The biggest disappointment, on the part of my Committee, is the fact that the States approved the report of the Social Welfare Benefits Investigation Committee in March and no progress has been made on finding the funds to implement it – meaning the earliest possible start date, now, is 2018. The changes were meant to ensure that income support for the poorest households lifted them above an intolerable level of hardship. For many of us, that kind of need only crosses our radar when we get involved with individual casework at our parishioners’ request – however, it’s more widespread than we realise: in my Budget and Benefits analysis, I found that one in five households here lives on less than £17,800 a year – many of whom are pensioners – and even households with income into the £20,000s may need some additional support if there are children involved.
As discussed here, I will also be challenging propositions 23 and 24 of my Committee’s report, which seek to impose a five-year residence requirement on people in certain parts of the Open Market before providing any access to support.
Legislation Laid Before the States
The items in this section are statutory instruments (orders and regulations) which are agreed and put into action by individual Committees of the States, in line with their powers and duties. The States do not have to approve these (they are in force from the moment the relevant Committee decides) but we do have the power to annul a statutory instrument if we don’t agree with it. This would be quite an unusual move.
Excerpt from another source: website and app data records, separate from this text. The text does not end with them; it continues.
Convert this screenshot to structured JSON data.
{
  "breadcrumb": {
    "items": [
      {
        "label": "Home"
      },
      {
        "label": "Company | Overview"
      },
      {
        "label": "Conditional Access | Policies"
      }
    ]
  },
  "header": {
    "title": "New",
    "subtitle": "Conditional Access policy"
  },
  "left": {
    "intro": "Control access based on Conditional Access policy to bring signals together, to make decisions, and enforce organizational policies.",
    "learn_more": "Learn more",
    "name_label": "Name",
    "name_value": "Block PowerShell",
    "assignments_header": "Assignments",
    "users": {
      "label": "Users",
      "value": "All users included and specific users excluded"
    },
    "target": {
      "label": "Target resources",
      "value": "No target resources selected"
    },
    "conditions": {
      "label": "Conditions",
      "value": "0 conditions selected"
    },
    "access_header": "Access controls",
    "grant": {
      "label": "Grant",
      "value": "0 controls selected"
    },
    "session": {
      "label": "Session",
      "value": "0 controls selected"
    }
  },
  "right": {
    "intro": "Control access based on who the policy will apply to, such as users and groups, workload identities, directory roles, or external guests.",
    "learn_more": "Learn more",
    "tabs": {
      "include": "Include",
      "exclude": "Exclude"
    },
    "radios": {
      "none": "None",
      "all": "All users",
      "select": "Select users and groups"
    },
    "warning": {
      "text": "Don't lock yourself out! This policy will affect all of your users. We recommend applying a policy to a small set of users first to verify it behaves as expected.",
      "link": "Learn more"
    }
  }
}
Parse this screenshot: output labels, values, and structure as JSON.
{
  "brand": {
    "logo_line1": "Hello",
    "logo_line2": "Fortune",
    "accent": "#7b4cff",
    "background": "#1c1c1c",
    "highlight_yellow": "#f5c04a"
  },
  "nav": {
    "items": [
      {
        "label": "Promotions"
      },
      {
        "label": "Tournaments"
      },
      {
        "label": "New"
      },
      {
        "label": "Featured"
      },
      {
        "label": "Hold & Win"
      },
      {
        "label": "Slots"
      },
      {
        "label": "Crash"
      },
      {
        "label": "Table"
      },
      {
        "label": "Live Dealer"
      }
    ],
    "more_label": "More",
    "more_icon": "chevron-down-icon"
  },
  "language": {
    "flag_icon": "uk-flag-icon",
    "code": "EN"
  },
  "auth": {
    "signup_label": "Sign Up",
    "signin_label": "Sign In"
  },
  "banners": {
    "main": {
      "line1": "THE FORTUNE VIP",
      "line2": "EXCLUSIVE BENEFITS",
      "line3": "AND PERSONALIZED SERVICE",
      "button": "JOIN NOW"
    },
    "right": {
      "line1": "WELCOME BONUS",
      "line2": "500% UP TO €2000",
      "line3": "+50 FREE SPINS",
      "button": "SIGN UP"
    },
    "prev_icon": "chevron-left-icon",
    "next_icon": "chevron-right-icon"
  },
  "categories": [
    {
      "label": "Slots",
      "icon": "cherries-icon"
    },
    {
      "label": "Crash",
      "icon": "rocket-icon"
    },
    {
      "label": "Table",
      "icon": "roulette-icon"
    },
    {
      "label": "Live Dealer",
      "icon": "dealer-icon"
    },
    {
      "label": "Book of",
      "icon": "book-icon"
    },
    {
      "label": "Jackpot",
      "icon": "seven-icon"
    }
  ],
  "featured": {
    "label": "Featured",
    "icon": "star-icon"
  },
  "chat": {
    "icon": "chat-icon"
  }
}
There won’t be any debate about these items unless there is a motion to annul one of them.
This month there are two regulations made by the Committee for Employment & Social Security to amend the list of items which can be prescribed locally, and to update the prescription forms used by doctors and dentists.
This law creates a complaints process for people whose homes are affected by a neighbour’s high hedge blocking out the light. Under the law, the Development & Planning Authority will be able to direct alterations to those hedges (including a reduction in height down to two metres, but not less) in order to reduce their negative impact, if the complaint is upheld. There will also be an opportunity for the owner of the hedge to make representations and, if need be, to appeal.
This ordinance makes some amendments to the income tax law, including: giving the Director of Income Tax the authority to notify people that they don’t have to submit a tax return, when all their income is taxed at source; to remove the right of appeal against interim assessments (but maintaining the right to appeal against decisions of the Director of Income Tax); and to make it possible for a ‘reward scheme’ to be set up for people who provide information to Income Tax which leads to the recovery of unpaid taxes. It also provides for people to receive Guernsey income tax allowances in connection with their Guernsey old age pension, even if they are not resident in the island.
This tweaks the Financial Services Ombudsman law to make sure that terms in the legislation which relate to the Guernsey financial services sector can also be read as relating to the Jersey equivalents, in light of the fact that the function is shared between the two islands.
This ordinance provides that the Committee for Home Affairs will appoint the members of the Independent Prison Monitoring Panel, with States’ approval, and allows for public sector employees to become members of the Panel.